### Problem to work on:
The job is to find each line in the entries holding the string "System" and copy that line.

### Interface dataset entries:
##############################

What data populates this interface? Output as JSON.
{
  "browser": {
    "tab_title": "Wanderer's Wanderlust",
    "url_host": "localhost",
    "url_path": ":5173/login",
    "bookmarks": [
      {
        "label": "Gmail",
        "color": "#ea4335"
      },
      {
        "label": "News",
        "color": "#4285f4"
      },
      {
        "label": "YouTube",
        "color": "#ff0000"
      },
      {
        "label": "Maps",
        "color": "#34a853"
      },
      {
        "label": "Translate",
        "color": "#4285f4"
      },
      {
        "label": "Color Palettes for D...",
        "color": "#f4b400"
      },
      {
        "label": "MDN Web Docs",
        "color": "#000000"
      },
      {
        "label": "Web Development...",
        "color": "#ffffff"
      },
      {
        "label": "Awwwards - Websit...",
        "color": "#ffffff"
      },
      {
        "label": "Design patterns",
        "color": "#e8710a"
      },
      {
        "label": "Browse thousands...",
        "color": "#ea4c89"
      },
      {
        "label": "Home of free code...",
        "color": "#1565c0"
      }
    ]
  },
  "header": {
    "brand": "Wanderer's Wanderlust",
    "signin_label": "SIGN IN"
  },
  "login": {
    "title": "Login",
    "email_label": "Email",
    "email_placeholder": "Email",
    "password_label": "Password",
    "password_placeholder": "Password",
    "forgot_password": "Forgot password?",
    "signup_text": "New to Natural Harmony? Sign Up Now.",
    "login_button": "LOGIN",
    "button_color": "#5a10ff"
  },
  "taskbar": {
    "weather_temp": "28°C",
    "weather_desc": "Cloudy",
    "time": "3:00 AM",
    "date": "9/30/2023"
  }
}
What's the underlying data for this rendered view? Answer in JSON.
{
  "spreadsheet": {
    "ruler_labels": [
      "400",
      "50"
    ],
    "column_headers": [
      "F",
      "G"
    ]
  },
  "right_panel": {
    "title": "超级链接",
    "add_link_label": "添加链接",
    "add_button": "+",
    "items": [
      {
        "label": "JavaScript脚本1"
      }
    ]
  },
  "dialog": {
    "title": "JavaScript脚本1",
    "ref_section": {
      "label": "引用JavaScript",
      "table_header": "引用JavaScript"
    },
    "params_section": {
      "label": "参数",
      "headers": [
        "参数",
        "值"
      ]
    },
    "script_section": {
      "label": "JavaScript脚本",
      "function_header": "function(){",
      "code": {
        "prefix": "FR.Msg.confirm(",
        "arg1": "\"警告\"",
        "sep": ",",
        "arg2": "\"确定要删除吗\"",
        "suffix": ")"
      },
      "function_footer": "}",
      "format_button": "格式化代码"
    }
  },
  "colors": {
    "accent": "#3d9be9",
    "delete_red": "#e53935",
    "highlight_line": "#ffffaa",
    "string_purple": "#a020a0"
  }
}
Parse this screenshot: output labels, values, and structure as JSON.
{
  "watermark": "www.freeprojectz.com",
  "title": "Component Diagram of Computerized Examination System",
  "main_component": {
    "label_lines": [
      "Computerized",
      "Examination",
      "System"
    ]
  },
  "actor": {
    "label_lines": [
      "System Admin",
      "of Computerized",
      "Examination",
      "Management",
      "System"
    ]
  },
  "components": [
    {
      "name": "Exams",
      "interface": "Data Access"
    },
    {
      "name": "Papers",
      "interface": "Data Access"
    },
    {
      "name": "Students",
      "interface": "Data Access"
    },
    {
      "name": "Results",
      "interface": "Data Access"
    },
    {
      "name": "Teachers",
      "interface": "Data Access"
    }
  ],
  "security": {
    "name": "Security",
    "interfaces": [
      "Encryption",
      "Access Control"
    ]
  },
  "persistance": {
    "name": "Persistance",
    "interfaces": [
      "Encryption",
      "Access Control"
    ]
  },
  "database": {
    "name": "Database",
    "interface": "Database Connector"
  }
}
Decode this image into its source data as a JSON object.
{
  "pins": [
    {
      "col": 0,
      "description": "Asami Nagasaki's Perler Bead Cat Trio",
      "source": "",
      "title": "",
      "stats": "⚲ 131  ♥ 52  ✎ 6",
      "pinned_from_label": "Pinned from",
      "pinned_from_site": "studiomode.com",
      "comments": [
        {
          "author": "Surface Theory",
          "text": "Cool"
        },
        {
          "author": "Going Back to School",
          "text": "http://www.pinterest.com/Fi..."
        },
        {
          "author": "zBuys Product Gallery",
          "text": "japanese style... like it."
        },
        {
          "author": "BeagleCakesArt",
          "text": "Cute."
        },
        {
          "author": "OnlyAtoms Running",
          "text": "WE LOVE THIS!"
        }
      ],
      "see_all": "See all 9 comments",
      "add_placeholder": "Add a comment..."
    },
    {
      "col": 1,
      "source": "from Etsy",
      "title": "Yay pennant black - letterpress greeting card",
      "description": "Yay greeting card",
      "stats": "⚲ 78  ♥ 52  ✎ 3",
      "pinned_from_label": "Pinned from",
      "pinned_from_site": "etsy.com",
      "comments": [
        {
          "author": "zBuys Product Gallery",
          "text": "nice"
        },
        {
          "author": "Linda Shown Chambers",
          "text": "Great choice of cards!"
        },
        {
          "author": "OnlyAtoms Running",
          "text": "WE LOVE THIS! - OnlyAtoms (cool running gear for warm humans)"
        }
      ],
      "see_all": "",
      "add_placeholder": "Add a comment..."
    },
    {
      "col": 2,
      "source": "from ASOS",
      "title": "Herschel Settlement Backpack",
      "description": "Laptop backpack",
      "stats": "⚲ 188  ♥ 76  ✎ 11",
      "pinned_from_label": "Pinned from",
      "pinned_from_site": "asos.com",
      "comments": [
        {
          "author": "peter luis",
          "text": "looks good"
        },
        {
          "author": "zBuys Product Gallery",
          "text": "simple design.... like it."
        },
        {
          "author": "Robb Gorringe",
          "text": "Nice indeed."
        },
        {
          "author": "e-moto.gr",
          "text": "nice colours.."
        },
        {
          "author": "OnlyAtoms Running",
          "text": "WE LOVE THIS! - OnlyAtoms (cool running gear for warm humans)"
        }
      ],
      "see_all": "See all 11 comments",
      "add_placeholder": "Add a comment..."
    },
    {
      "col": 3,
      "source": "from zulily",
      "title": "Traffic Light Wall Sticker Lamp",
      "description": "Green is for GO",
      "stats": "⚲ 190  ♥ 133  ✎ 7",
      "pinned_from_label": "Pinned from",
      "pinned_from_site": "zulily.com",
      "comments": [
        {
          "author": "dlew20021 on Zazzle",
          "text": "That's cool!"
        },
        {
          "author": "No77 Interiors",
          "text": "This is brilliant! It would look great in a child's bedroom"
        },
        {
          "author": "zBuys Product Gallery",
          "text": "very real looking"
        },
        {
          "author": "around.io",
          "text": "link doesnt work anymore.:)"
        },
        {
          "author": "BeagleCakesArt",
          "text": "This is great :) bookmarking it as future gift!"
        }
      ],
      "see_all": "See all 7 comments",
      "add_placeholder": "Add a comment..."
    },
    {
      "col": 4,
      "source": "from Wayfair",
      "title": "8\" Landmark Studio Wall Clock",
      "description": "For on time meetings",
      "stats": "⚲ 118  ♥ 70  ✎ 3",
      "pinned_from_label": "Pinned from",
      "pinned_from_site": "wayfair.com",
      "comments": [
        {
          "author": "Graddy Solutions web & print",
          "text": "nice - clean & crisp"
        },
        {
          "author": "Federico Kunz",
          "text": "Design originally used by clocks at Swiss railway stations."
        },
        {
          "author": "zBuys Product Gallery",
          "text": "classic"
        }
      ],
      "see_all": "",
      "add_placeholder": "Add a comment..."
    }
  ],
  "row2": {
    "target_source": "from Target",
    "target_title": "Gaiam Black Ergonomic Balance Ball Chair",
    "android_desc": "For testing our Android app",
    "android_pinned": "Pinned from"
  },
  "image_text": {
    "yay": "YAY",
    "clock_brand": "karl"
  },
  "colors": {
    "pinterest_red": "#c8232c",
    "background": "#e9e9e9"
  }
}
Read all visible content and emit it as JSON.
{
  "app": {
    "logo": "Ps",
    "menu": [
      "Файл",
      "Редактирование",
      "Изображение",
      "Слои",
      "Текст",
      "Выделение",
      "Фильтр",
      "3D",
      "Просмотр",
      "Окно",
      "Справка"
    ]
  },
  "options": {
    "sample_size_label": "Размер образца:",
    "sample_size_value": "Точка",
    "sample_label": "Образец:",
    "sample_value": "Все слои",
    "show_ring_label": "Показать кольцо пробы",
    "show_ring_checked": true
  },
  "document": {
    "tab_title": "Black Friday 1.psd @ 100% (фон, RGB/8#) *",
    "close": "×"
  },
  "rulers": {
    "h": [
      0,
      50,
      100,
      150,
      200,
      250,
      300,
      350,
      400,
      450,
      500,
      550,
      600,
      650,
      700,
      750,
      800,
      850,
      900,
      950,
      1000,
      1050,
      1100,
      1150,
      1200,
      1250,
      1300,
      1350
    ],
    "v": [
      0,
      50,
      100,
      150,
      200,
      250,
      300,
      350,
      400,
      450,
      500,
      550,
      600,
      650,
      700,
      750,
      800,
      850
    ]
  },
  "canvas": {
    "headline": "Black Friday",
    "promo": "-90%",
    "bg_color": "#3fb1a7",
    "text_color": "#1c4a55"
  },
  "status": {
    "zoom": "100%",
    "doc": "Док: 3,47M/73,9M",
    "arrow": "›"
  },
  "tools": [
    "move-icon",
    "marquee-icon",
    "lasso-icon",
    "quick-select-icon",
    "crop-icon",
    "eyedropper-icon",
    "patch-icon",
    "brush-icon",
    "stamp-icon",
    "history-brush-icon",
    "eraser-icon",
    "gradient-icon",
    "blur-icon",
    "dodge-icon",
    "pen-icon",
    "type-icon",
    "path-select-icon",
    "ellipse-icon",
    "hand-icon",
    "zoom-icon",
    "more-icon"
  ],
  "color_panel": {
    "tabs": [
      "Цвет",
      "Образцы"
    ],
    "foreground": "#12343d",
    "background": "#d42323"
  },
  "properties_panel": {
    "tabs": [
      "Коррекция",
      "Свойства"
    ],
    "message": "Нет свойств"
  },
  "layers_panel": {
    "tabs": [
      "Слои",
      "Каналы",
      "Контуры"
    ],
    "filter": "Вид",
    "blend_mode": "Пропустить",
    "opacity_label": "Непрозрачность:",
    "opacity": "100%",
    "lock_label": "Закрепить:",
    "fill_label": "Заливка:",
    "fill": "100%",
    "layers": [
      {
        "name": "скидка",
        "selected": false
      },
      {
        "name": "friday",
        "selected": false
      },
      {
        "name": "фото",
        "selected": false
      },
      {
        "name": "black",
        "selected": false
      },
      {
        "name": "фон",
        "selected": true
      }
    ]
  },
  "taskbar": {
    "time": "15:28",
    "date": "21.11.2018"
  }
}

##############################

### Answer:
  "title": "Component Diagram of Computerized Examination System",
      "System"
      "System Admin",
      "System"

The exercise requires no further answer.